Gather the lines from the material that contain "同类buff可叠加".

═══ SUPPLIED ENTRIES ═══

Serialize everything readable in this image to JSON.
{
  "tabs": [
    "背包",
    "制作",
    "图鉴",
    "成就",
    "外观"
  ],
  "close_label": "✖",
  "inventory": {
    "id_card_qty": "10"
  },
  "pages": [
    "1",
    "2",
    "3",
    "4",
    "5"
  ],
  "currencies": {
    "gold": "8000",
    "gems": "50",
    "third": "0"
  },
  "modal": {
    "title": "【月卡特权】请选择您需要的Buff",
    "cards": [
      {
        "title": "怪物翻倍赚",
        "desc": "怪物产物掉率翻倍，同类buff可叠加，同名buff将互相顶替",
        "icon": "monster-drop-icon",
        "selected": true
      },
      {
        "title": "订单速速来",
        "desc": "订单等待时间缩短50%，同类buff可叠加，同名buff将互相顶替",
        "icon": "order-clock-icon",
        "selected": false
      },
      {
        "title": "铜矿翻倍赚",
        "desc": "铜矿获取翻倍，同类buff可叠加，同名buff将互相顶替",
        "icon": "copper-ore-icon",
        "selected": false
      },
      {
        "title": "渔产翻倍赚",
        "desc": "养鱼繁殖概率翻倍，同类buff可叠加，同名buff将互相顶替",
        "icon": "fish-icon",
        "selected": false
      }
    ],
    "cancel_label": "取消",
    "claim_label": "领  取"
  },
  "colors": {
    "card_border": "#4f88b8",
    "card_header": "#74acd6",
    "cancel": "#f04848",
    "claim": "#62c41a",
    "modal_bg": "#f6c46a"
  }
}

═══

YOUR SOLUTION:
        "desc": "怪物产物掉率翻倍，同类buff可叠加，同名buff将互相顶替",
        "desc": "订单等待时间缩短50%，同类buff可叠加，同名buff将互相顶替",
        "desc": "铜矿获取翻倍，同类buff可叠加，同名buff将互相顶替",
        "desc": "养鱼繁殖概率翻倍，同类buff可叠加，同名buff将互相顶替",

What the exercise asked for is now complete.